- Who Is a Woman? Am I One? (sreelakshmipv.wordpress.com)
Some monks of Scetis came one day to visit Amma Sarah. She offered them a small basket of fruit. They left the good fruit and ate the bad. So she said to them, “You are true monks of Scetis.”
So the last will be first, and the first will be last.
—-Parables of Jesus
The clarion call of all followers of Jesus is self-denial. Without self-denial we are in a constant state of grabbing and competition for the chief seats. Over and over again Jesus the teacher told His disciples to be self-sacrificing and humble. One of the great sayings of the scripture is, “do unto others as you would have them do unto you.” Is a person who calls himself a Christian but always puts self-interest first really legitimate?
Sara of the desert gives us some insight here. She lived the life of a desert monk, and a real monk knows the meaning of true sacrifice. She entertained some fellow monastics in her cell and offered them fruit, and they ate the bad fruit first. Her reaction was to call them “true monks.” Amma Sara knew that there were true and false monks, and declared that true monks don’t grab for the best but leave the best for others.

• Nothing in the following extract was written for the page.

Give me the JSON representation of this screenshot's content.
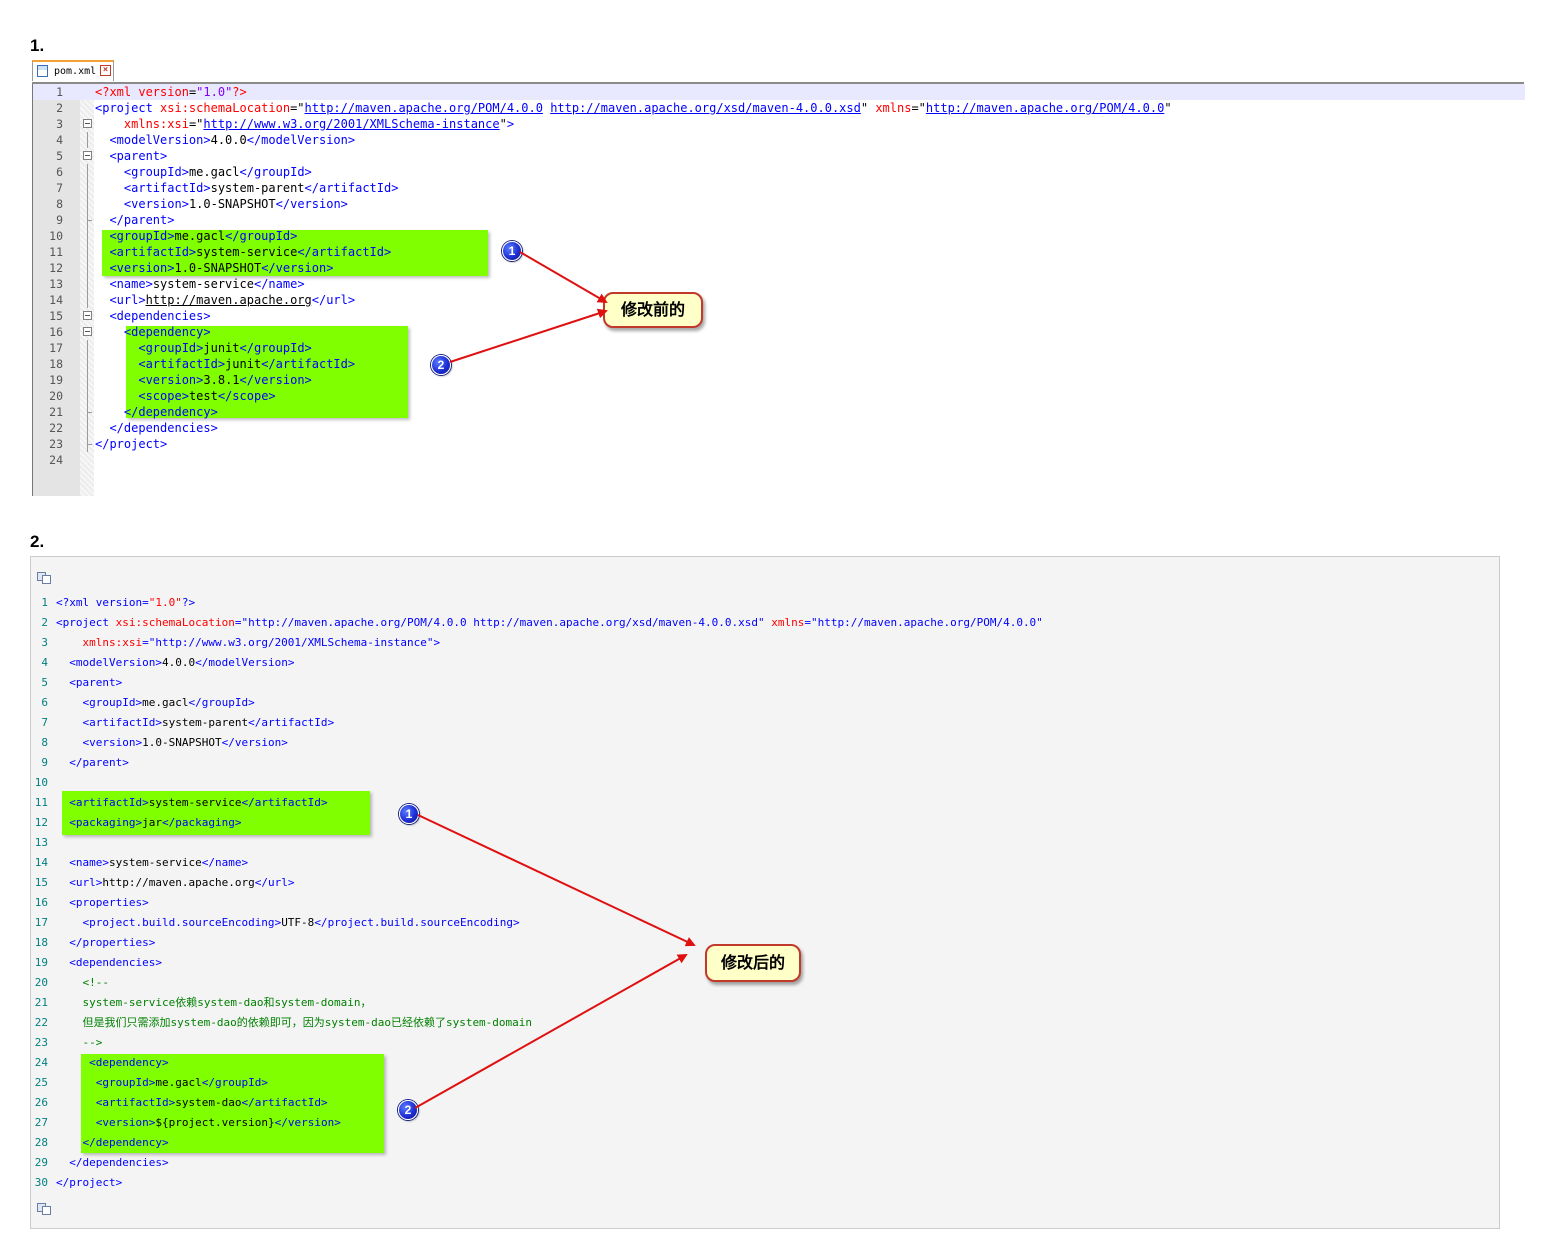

In this same way, true followers of Jesus must be willing to take a “back seat’ so that others may thrive and go forward. That sort of thinking is contrary to the norm of our day, but brings us closer to an understanding of the nature of God and His grace. By living out a life of self-sacrifice, we find the divine peace that surpasses all understanding.
9The true light, which enlightens everyone, was coming into the world.10He was in the world, and the world came into being through him; yet the world did not know him. 11He came to what was his own, and his own people did not accept him. 12But to all who received him, who believed in his name, he gave power to become children of God, 13who were born, not of blood or of the will of the flesh or of the will of man, but of God. 14And the Word became flesh and lived among us, and we have seen his glory, the glory as of a father’s only son, full of grace and truth.
‘Let us strive to enter by the narrow gate, Just as the trees, if they have not stood before the winter’s storms cannot bear fruit, so it is with us; this present age is a storm and it is only through many trials and temptations that we can obtain an inheritance in the kingdom of heaven
——- Amma Theodora
Prayer Starter — Lord help me to see the light that you shine upon me.
March 8 — Day 4
7And the peace of God, which surpasses all understanding, will guard your hearts and your minds in Christ Jesus.
8 Finally, beloved, whatever is true, whatever is honorable, whatever is just, whatever is pure, whatever is pleasing, whatever is commendable, if there is any excellence and if there is anything worthy of praise, think about these things. 9Keep on doing the things that you have learned and received and heard and seen in me, and the God of peace will be with you.
There were two old men who dwelt together for many years and who never quarreled. Then one said to the other: “Let us pick a quarrel with each other like other men do.” “I do not know how quarrels arise,” answered his companion. So the other said to him: “Look, I will put a brick down here between us and I will say ‘This is mine.’ Then you can say ‘No it is not, it is mine.’ Then we will be able to have a quarrel.” So they placed the brick between them and the first one said: “This is mine.” His companion answered him: “This is not so, for it is mine.” To this, the first one said: “If it is so and the brick is yours, then take it and go your way.” And so they were not able to have a quarrel.
—-Sayings of the Desert
Prayer Starter — Lord help me to be a peacemaker above all else.